**Problem to work on:**
Select the lines below containing the word "cover".

**Dataset content:**
■ ■ ■ ■
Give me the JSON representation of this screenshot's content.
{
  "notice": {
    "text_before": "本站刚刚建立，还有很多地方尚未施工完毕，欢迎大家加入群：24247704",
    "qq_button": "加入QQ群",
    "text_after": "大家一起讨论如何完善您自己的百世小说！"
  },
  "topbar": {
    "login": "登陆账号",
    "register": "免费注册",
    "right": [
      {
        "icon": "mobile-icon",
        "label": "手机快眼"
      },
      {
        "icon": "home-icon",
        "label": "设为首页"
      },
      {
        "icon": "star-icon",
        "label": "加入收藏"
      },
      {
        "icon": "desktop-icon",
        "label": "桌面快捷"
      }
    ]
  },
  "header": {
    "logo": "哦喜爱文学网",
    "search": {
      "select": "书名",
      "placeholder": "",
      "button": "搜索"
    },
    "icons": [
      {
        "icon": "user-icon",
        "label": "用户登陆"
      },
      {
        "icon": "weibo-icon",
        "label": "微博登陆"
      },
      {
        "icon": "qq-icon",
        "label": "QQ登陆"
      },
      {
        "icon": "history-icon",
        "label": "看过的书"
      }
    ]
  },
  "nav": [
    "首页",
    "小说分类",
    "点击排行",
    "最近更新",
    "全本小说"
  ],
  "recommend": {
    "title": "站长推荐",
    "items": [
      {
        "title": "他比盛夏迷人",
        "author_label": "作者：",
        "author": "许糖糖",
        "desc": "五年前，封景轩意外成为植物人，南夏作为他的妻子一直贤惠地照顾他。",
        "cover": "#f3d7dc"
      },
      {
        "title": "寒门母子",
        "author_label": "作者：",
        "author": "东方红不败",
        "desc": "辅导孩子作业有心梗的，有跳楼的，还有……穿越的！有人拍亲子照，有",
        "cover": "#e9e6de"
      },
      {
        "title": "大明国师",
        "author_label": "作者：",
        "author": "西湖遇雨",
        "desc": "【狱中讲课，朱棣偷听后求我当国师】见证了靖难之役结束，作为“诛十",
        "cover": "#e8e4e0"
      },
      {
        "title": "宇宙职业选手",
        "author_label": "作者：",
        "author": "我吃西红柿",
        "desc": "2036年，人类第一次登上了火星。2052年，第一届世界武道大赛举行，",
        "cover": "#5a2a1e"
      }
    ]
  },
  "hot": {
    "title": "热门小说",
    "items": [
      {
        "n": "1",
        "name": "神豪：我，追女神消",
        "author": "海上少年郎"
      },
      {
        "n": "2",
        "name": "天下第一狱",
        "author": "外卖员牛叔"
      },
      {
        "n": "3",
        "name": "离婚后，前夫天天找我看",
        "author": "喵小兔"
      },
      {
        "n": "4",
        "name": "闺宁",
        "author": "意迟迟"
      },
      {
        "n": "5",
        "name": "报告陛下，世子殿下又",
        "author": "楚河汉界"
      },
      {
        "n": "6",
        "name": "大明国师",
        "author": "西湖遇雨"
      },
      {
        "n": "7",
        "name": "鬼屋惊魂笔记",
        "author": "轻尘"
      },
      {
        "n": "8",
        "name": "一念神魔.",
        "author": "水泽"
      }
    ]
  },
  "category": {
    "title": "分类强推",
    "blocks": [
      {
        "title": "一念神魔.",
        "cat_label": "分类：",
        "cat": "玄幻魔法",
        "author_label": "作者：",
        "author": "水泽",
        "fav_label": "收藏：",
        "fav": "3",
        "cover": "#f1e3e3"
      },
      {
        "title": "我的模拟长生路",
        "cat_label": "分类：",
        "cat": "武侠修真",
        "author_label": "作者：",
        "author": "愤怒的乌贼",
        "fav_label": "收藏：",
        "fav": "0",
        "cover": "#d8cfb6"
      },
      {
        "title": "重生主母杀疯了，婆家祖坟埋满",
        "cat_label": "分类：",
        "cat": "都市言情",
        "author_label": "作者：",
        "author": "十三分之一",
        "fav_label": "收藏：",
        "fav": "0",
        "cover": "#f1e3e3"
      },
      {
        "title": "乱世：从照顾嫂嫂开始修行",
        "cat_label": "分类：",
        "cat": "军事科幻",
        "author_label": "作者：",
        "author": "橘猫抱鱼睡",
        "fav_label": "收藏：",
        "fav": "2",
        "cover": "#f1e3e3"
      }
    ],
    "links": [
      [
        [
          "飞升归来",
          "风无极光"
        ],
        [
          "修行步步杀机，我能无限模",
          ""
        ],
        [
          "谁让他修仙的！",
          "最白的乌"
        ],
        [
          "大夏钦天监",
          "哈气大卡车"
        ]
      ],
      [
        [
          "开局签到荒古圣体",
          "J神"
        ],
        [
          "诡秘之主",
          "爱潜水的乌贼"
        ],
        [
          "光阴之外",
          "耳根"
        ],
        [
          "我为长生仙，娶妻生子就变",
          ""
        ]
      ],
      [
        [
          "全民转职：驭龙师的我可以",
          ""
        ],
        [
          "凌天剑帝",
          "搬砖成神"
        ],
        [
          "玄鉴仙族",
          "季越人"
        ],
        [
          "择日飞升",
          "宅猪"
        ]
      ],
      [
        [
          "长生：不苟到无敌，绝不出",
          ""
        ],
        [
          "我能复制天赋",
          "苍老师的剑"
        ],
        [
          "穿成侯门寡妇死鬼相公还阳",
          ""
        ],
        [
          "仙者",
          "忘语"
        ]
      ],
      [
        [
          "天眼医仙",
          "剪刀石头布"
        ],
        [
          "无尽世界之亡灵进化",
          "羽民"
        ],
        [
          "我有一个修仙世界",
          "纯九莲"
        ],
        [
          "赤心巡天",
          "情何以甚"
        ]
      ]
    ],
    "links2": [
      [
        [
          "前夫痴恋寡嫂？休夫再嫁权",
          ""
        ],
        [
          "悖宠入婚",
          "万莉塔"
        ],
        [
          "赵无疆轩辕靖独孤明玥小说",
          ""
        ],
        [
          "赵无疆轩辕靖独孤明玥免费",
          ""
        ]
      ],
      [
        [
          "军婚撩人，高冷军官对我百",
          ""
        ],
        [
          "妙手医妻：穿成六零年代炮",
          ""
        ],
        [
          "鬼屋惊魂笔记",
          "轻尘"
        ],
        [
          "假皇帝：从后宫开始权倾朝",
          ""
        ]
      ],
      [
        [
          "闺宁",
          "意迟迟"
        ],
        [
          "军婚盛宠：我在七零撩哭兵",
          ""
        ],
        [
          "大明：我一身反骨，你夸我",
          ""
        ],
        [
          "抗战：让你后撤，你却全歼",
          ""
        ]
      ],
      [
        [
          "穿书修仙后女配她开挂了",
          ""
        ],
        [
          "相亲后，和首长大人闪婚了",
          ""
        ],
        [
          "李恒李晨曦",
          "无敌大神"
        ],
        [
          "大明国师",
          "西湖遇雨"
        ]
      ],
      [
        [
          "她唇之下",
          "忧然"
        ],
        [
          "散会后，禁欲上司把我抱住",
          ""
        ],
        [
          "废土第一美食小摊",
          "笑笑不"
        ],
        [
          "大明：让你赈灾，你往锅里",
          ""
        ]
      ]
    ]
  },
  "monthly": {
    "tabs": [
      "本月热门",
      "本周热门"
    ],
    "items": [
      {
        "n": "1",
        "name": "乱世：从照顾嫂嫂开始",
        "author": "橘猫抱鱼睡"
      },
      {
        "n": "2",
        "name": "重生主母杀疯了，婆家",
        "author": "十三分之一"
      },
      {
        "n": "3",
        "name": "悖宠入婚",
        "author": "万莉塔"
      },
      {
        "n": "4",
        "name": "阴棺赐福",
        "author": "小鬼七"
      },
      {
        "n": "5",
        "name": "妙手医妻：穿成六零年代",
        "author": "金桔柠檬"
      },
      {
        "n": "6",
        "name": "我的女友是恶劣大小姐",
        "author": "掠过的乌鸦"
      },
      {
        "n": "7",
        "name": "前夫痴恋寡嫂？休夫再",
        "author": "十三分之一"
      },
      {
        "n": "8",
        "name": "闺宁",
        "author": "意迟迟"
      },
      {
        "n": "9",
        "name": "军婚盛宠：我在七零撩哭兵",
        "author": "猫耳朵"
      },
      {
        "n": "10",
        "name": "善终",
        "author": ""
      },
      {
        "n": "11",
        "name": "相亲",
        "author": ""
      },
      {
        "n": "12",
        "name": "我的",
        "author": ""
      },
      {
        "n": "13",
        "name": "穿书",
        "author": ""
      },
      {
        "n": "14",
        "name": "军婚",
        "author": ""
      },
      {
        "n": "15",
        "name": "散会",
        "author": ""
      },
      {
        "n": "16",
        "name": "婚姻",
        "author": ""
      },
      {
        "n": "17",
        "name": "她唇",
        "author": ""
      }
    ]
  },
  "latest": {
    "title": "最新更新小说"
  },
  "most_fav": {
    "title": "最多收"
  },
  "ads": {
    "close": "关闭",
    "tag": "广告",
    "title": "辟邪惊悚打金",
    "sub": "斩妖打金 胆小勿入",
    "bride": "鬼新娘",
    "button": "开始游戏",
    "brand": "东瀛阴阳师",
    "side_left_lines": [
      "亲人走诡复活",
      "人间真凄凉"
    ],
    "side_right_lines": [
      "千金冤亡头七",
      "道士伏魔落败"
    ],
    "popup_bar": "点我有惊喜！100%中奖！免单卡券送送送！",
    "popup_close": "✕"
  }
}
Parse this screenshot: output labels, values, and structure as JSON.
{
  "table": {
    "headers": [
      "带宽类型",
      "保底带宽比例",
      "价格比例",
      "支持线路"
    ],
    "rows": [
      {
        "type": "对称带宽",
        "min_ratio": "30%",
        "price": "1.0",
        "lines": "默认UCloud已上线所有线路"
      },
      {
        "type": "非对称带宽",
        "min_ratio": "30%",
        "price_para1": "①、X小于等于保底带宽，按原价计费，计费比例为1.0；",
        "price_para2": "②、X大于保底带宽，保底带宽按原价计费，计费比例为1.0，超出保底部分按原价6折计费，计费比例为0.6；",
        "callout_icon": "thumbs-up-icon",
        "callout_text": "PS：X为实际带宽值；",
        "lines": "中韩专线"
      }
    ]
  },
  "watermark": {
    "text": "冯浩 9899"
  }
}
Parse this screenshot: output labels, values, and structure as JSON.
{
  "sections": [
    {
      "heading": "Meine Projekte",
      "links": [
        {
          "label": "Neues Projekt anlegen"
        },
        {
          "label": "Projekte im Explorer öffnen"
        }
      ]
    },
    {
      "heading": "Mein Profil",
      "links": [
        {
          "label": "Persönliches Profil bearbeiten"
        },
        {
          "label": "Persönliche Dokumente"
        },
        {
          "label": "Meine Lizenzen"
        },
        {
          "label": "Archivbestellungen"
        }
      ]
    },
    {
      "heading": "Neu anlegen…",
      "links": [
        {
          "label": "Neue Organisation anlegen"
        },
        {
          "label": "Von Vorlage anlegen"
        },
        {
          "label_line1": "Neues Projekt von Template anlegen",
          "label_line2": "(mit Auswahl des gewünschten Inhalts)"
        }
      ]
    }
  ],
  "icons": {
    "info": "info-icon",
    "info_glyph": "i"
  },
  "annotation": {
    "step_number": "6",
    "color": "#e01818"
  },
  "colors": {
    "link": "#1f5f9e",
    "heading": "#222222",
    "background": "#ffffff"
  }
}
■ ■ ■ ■
**Exercise solution:**
        "cover": "#f3d7dc"
        "cover": "#e9e6de"
        "cover": "#e8e4e0"
        "cover": "#5a2a1e"
        "cover": "#f1e3e3"
        "cover": "#d8cfb6"
        "cover": "#f1e3e3"
        "cover": "#f1e3e3"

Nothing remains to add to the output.